-- ENTRIES PROVIDED --
- - - - - - -
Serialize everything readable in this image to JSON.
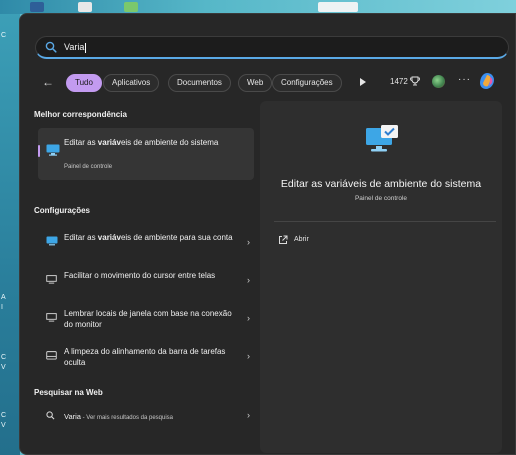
{
  "search": {
    "query": "Varia"
  },
  "filters": {
    "back": "←",
    "chips": [
      "Tudo",
      "Aplicativos",
      "Documentos",
      "Web",
      "Configurações"
    ],
    "active_chip": "Tudo",
    "points": "1472"
  },
  "results": {
    "best_match_title": "Melhor correspondência",
    "best_match": {
      "title_before": "Editar as ",
      "title_bold": "variáv",
      "title_after": "eis de ambiente do sistema",
      "subtitle": "Painel de controle"
    },
    "settings_title": "Configurações",
    "settings": [
      {
        "pre": "Editar as ",
        "bold": "variáv",
        "post": "eis de ambiente para sua conta"
      },
      {
        "pre": "Facilitar o movimento do cursor entre telas",
        "bold": "",
        "post": ""
      },
      {
        "pre": "Lembrar locais de janela com base na conexão do monitor",
        "bold": "",
        "post": ""
      },
      {
        "pre": "A limpeza do alinhamento da barra de tarefas oculta",
        "bold": "",
        "post": ""
      }
    ],
    "web_title": "Pesquisar na Web",
    "web": {
      "query": "Varia",
      "suffix": " - Ver mais resultados da pesquisa"
    }
  },
  "detail": {
    "title": "Editar as variáveis de ambiente do sistema",
    "subtitle": "Painel de controle",
    "open_label": "Abrir"
  },
  "colors": {
    "accent": "#c39bf0",
    "panel": "#272727",
    "search_underline": "#5aa9e6"
  }
}
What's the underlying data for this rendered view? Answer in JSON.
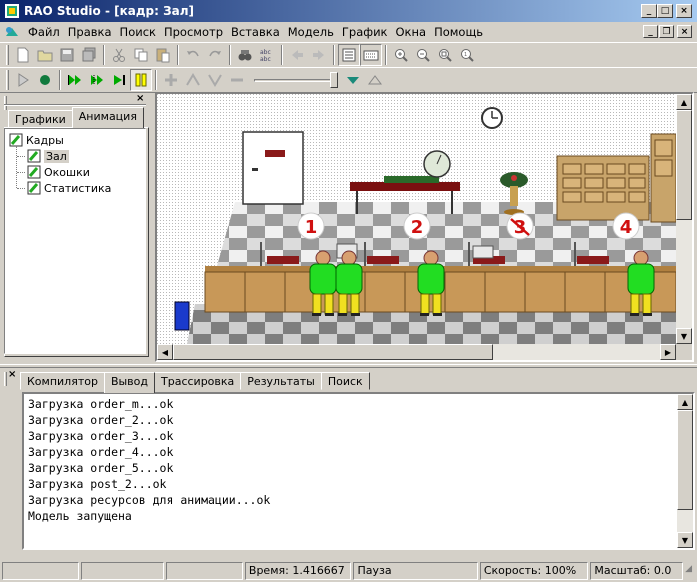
{
  "window": {
    "title": "RAO Studio - [кадр: Зал]"
  },
  "menu": [
    {
      "label": "Файл"
    },
    {
      "label": "Правка"
    },
    {
      "label": "Поиск"
    },
    {
      "label": "Просмотр"
    },
    {
      "label": "Вставка"
    },
    {
      "label": "Модель"
    },
    {
      "label": "График"
    },
    {
      "label": "Окна"
    },
    {
      "label": "Помощь"
    }
  ],
  "left_panel": {
    "tabs": [
      {
        "label": "Графики"
      },
      {
        "label": "Анимация"
      }
    ],
    "active_tab": "Анимация",
    "tree": {
      "root": "Кадры",
      "children": [
        {
          "label": "Зал",
          "selected": true
        },
        {
          "label": "Окошки"
        },
        {
          "label": "Статистика"
        }
      ]
    }
  },
  "scene": {
    "windows": [
      "1",
      "2",
      "3",
      "4"
    ],
    "closed_window": "3"
  },
  "bottom_panel": {
    "tabs": [
      {
        "label": "Компилятор"
      },
      {
        "label": "Вывод"
      },
      {
        "label": "Трассировка"
      },
      {
        "label": "Результаты"
      },
      {
        "label": "Поиск"
      }
    ],
    "active_tab": "Вывод",
    "lines": [
      "Загрузка order_m...ok",
      "Загрузка order_2...ok",
      "Загрузка order_3...ok",
      "Загрузка order_4...ok",
      "Загрузка order_5...ok",
      "Загрузка post_2...ok",
      "Загрузка ресурсов для анимации...ok",
      "Модель запущена"
    ]
  },
  "status": {
    "time": "Время: 1.416667",
    "state": "Пауза",
    "speed": "Скорость: 100%",
    "scale": "Масштаб: 0.0"
  },
  "colors": {
    "title_start": "#0a246a",
    "title_end": "#a6caf0",
    "face": "#d4d0c8",
    "accent_play": "#008000"
  }
}
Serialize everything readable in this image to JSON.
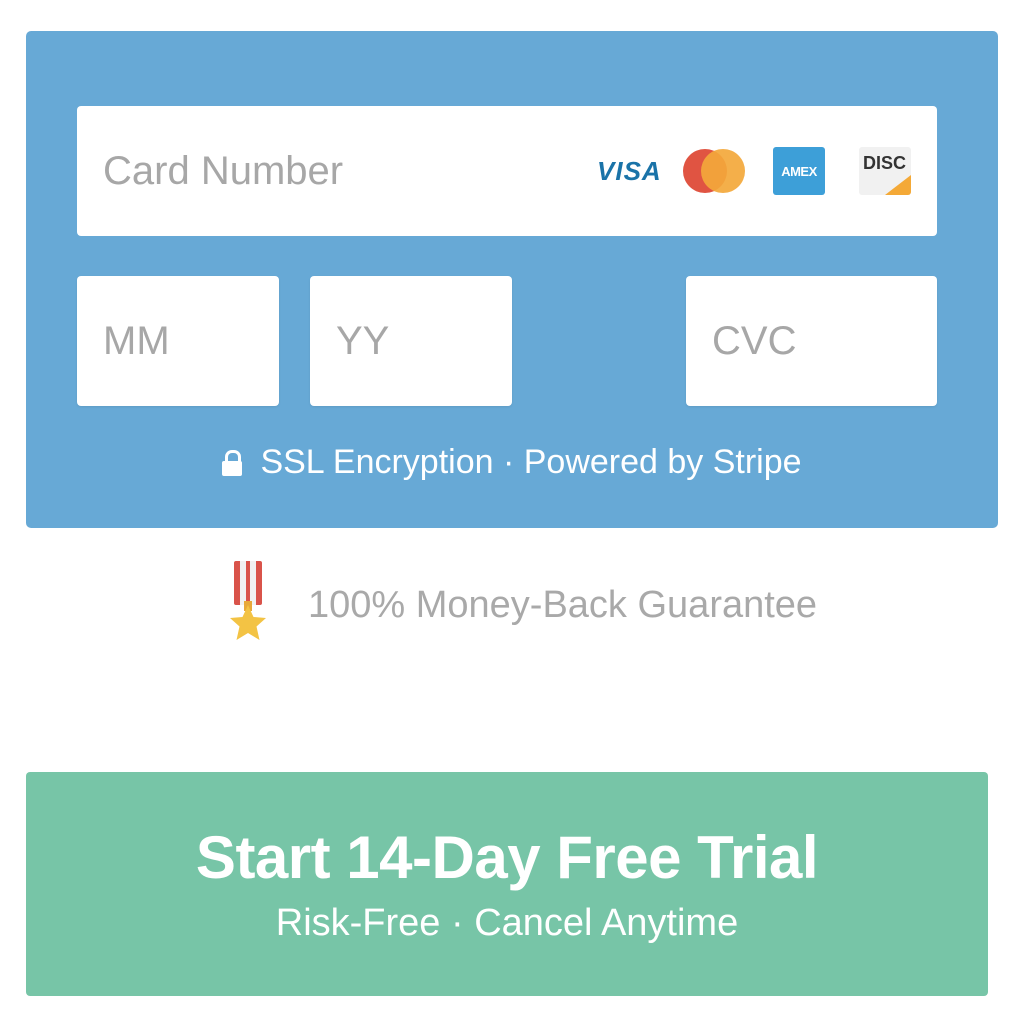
{
  "card_form": {
    "card_number_placeholder": "Card Number",
    "card_brands": [
      {
        "name": "visa-logo",
        "label": "VISA"
      },
      {
        "name": "mastercard-logo",
        "label": ""
      },
      {
        "name": "amex-logo",
        "label": "AMEX"
      },
      {
        "name": "discover-logo",
        "label": "DISC"
      }
    ],
    "month_placeholder": "MM",
    "year_placeholder": "YY",
    "cvc_placeholder": "CVC",
    "security_text": "SSL Encryption · Powered by Stripe",
    "security_icon": "lock-icon"
  },
  "guarantee": {
    "icon": "medal-icon",
    "text": "100% Money-Back Guarantee"
  },
  "cta": {
    "title": "Start 14-Day Free Trial",
    "subtitle": "Risk-Free · Cancel Anytime"
  },
  "colors": {
    "panel": "#67a9d6",
    "cta": "#77c5a7",
    "placeholder": "#a7a7a7",
    "guarantee_text": "#a9a9a9"
  }
}
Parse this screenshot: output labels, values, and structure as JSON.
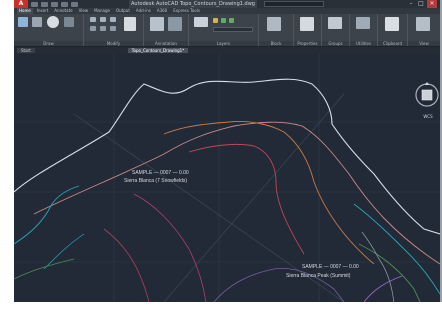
{
  "window": {
    "title": "Autodesk AutoCAD  Topo_Contours_Drawing1.dwg",
    "minimize": "–",
    "maximize": "□",
    "close": "✕"
  },
  "ribbon_tabs": [
    "Home",
    "Insert",
    "Annotate",
    "View",
    "Manage",
    "Output",
    "Add-ins",
    "A360",
    "Express Tools"
  ],
  "ribbon_panels": [
    "Draw",
    "Modify",
    "Annotation",
    "Layers",
    "Block",
    "Properties",
    "Groups",
    "Utilities",
    "Clipboard",
    "View"
  ],
  "file_tabs": [
    "Start",
    "Topo_Contours_Drawing1*"
  ],
  "annotations": {
    "label_a_line1": "SAMPLE — 0007 — 0.00",
    "label_a_line2": "Sierra Blanca (7 Snowfields)",
    "label_b_line1": "SAMPLE — 0007 — 0.00",
    "label_b_line2": "Sierra Blanca Peak (Summit)"
  },
  "viewcube": {
    "label": "TOP",
    "wcs": "WCS"
  },
  "colors": {
    "background": "#212a36",
    "contour_white": "#d8dee6",
    "contour_orange": "#c77a4a",
    "contour_red": "#c2455a",
    "contour_cyan": "#2aa3b8",
    "contour_green": "#4e8c55",
    "contour_purple": "#7a5da3",
    "grid": "#3a4452"
  }
}
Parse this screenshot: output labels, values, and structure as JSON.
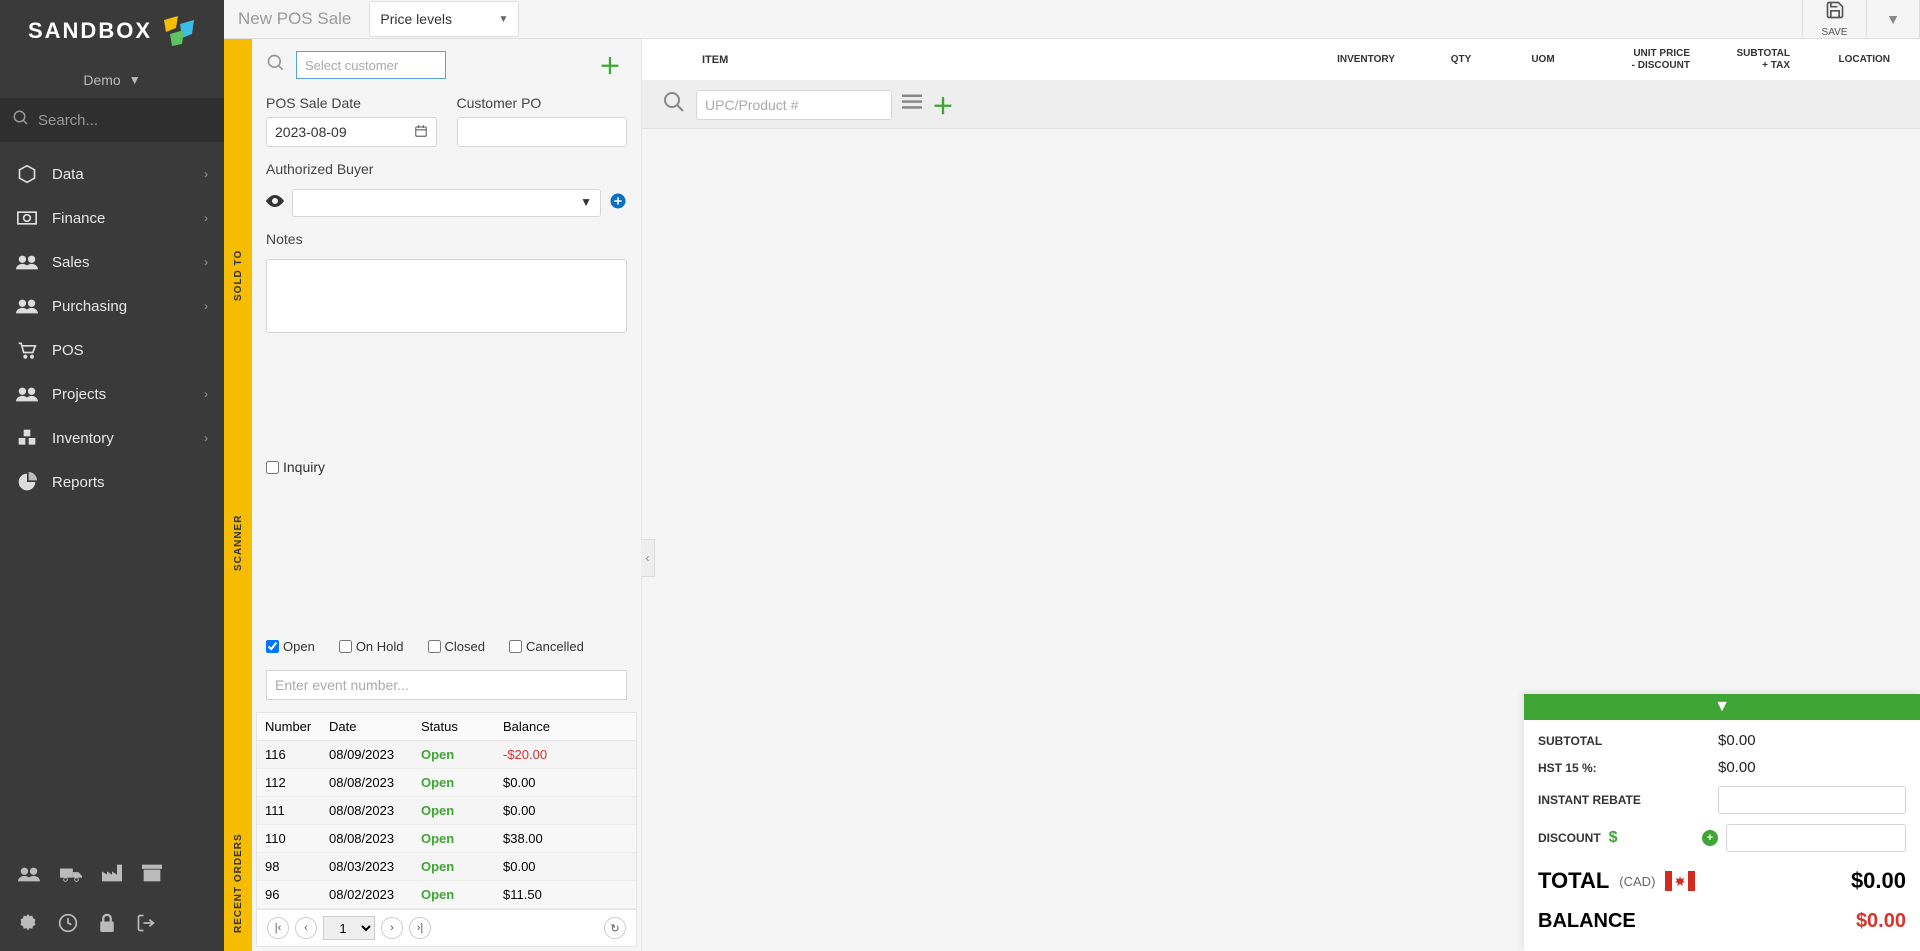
{
  "brand": {
    "name": "SANDBOX"
  },
  "context": {
    "name": "Demo"
  },
  "search": {
    "placeholder": "Search..."
  },
  "nav": {
    "data": "Data",
    "finance": "Finance",
    "sales": "Sales",
    "purchasing": "Purchasing",
    "pos": "POS",
    "projects": "Projects",
    "inventory": "Inventory",
    "reports": "Reports"
  },
  "header": {
    "page_title": "New  POS Sale",
    "price_levels": "Price levels",
    "save_label": "SAVE"
  },
  "yellow_tabs": {
    "sold_to": "SOLD TO",
    "scanner": "SCANNER",
    "recent_orders": "RECENT ORDERS"
  },
  "panel": {
    "select_customer_ph": "Select customer",
    "pos_sale_date_label": "POS Sale Date",
    "pos_sale_date_value": "2023-08-09",
    "customer_po_label": "Customer PO",
    "authorized_buyer_label": "Authorized Buyer",
    "notes_label": "Notes",
    "inquiry_label": "Inquiry",
    "filters": {
      "open": "Open",
      "on_hold": "On Hold",
      "closed": "Closed",
      "cancelled": "Cancelled"
    },
    "event_placeholder": "Enter event number...",
    "table": {
      "headers": {
        "number": "Number",
        "date": "Date",
        "status": "Status",
        "balance": "Balance"
      },
      "rows": [
        {
          "num": "116",
          "date": "08/09/2023",
          "status": "Open",
          "balance": "-$20.00",
          "neg": true
        },
        {
          "num": "112",
          "date": "08/08/2023",
          "status": "Open",
          "balance": "$0.00",
          "neg": false
        },
        {
          "num": "111",
          "date": "08/08/2023",
          "status": "Open",
          "balance": "$0.00",
          "neg": false
        },
        {
          "num": "110",
          "date": "08/08/2023",
          "status": "Open",
          "balance": "$38.00",
          "neg": false
        },
        {
          "num": "98",
          "date": "08/03/2023",
          "status": "Open",
          "balance": "$0.00",
          "neg": false
        },
        {
          "num": "96",
          "date": "08/02/2023",
          "status": "Open",
          "balance": "$11.50",
          "neg": false
        }
      ],
      "page": "1"
    }
  },
  "items_header": {
    "item": "ITEM",
    "inventory": "INVENTORY",
    "qty": "QTY",
    "uom": "UOM",
    "unit_price": "UNIT PRICE",
    "unit_sub": "- DISCOUNT",
    "subtotal": "SUBTOTAL",
    "subtotal_sub": "+ TAX",
    "location": "LOCATION"
  },
  "item_search": {
    "upc_placeholder": "UPC/Product #"
  },
  "totals": {
    "subtotal_label": "SUBTOTAL",
    "subtotal_value": "$0.00",
    "hst_label": "HST 15 %:",
    "hst_value": "$0.00",
    "rebate_label": "INSTANT REBATE",
    "discount_label": "DISCOUNT",
    "total_label": "TOTAL",
    "total_currency": "(CAD)",
    "total_value": "$0.00",
    "balance_label": "BALANCE",
    "balance_value": "$0.00"
  }
}
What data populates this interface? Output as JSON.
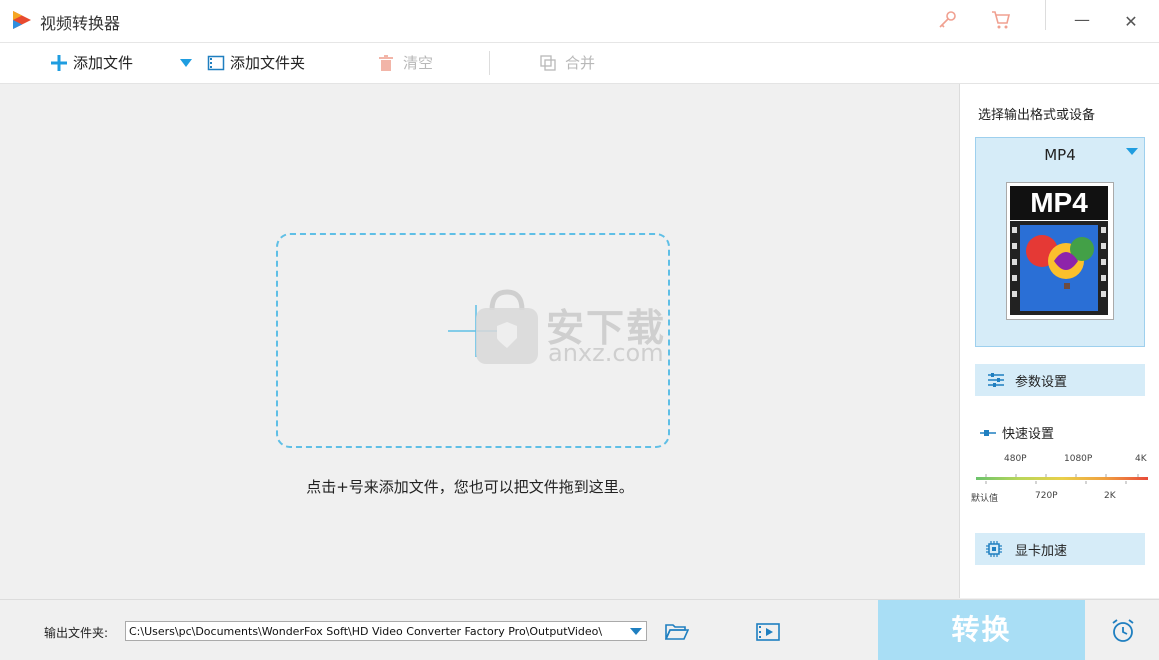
{
  "window": {
    "title": "视频转换器",
    "minimize_label": "—",
    "close_label": "✕"
  },
  "toolbar": {
    "add_file": "添加文件",
    "add_folder": "添加文件夹",
    "clear": "清空",
    "merge": "合并"
  },
  "main": {
    "hint": "点击+号来添加文件，您也可以把文件拖到这里。",
    "watermark_text": "安下载",
    "watermark_sub": "anxz.com"
  },
  "right_panel": {
    "title": "选择输出格式或设备",
    "format": "MP4",
    "thumb_label": "MP4",
    "param_settings": "参数设置",
    "quick_settings": "快速设置",
    "quality_top": [
      "480P",
      "1080P",
      "4K"
    ],
    "quality_bottom": [
      "默认值",
      "720P",
      "2K"
    ],
    "gpu_accel": "显卡加速"
  },
  "bottom": {
    "output_label": "输出文件夹:",
    "output_path": "C:\\Users\\pc\\Documents\\WonderFox Soft\\HD Video Converter Factory Pro\\OutputVideo\\",
    "convert": "转换"
  },
  "colors": {
    "accent": "#1f9de0",
    "dashed_border": "#5fbfe6",
    "panel_highlight": "#d6ecf8",
    "convert_bg": "#a9def5"
  }
}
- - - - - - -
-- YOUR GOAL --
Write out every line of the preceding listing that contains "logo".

-- TASK RESULT --
        "name": "visa-logo",
        "name": "mastercard-logo",
        "name": "amex-logo",
        "name": "discover-logo",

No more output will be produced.